Wal-Mart reporting weaker-than-expected quarterly sales. The world largest retailer saying consumers were pocketing tax refunds instead of spending the cash on discretionary items. Retail consultant Wendy Liebmann, who heads WSL Strategic, adds they also aren't spending money saved at the gas pump: SOUNDBITE: WENDY LIEBMANN, CEO, WSL STRATEGIC RETAIL (ENGLISH) SAYING: "Wal-Mart has always said publicly that they can reflect their business sales based on gas prices, but the assumption would have been - lower gas prices people come to the store more often. That is not happening as much as they would like." Shares of Wal-Mart fell on the news. Wal-Mart also issued a forecast range for the current quarter that was largely below expectations. But the company is working on turning things around. It is experimenting with an Amazon-like deal. Fifty dollars a year for unlimited deliveries, something Reuters' Jharonne Martis says analysts like: SOUNDBITE: JHARONNE MARTIS, DIRECTOR OF CONSUMER RESEARCH, THOMSON REUTERS (ENGLISH) SAYING: "They are optimistic about the fact that, actually, Wal-Mart is the first retailer to have the guts and step up to the plate and compete, you know, head-to-head to Amazon Prime.
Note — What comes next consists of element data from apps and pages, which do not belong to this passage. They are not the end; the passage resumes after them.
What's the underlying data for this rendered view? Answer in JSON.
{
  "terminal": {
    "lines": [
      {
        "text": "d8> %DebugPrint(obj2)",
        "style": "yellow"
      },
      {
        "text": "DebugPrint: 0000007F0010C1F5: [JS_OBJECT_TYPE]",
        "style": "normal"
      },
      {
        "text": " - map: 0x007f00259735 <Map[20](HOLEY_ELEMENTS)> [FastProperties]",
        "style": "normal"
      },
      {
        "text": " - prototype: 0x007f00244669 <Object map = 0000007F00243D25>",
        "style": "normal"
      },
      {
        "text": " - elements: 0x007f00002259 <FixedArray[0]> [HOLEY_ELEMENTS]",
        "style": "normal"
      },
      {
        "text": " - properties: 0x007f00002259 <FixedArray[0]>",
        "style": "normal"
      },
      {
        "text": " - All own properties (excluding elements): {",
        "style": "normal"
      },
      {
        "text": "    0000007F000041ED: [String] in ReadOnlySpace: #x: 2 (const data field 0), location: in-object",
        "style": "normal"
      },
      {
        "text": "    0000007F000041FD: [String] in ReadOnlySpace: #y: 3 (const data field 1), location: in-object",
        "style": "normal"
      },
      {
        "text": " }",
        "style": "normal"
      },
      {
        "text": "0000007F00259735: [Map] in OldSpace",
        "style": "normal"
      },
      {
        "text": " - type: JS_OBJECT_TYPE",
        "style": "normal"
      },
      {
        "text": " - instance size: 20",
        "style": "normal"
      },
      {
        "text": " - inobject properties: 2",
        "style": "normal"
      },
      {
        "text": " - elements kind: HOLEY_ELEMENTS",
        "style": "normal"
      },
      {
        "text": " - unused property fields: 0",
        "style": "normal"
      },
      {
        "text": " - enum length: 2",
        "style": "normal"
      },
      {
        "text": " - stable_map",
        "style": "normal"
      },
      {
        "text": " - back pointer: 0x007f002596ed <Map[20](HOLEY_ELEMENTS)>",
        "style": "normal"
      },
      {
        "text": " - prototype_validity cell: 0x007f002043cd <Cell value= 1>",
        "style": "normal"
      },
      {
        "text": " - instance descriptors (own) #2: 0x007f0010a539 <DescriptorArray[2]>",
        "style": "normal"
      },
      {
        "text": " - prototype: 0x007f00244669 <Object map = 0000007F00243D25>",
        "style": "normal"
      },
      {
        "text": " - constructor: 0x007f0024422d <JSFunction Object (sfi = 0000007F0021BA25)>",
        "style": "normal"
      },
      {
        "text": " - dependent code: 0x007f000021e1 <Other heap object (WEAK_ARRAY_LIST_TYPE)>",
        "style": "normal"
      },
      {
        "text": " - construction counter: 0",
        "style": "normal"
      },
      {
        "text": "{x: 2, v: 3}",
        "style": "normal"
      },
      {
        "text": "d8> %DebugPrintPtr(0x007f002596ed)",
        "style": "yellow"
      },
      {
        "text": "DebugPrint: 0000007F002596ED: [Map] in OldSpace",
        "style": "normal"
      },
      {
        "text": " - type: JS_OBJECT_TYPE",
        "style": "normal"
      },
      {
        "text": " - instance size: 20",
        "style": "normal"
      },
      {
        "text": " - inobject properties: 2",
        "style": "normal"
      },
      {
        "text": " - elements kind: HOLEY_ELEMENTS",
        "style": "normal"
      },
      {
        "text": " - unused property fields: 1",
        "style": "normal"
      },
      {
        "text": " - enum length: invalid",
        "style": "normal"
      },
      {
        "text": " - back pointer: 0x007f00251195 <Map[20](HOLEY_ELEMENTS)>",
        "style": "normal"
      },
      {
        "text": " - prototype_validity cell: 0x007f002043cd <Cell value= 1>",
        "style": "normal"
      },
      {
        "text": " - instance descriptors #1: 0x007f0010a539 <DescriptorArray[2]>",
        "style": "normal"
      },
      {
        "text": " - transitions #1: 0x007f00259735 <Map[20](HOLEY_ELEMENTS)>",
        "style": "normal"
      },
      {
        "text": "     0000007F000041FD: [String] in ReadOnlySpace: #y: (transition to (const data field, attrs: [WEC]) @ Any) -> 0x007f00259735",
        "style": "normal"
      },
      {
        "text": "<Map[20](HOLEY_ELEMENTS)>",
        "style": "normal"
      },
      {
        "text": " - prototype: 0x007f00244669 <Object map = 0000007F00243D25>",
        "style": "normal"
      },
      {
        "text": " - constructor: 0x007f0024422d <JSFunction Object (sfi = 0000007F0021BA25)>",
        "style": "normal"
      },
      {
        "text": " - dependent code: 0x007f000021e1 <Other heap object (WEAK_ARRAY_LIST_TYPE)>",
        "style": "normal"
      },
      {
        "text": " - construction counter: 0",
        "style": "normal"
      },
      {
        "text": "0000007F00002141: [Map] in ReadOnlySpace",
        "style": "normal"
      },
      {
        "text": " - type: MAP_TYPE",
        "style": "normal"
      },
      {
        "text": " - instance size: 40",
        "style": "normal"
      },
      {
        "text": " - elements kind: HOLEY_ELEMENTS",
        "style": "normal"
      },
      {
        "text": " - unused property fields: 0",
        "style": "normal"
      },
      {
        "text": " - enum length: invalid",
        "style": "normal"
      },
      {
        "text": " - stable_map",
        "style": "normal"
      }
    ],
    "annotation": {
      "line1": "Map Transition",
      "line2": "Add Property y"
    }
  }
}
So, they're waiting to see what is going to happen, you know, with this competition. Also, the fact that Wal-Mart did partner up with Tango, the app, the messenger app to sell products. Tango has over 300 million subscribers." Wal-Mart has also been upping its efforts to give customers better service, and says that has boosted traffic in its stores.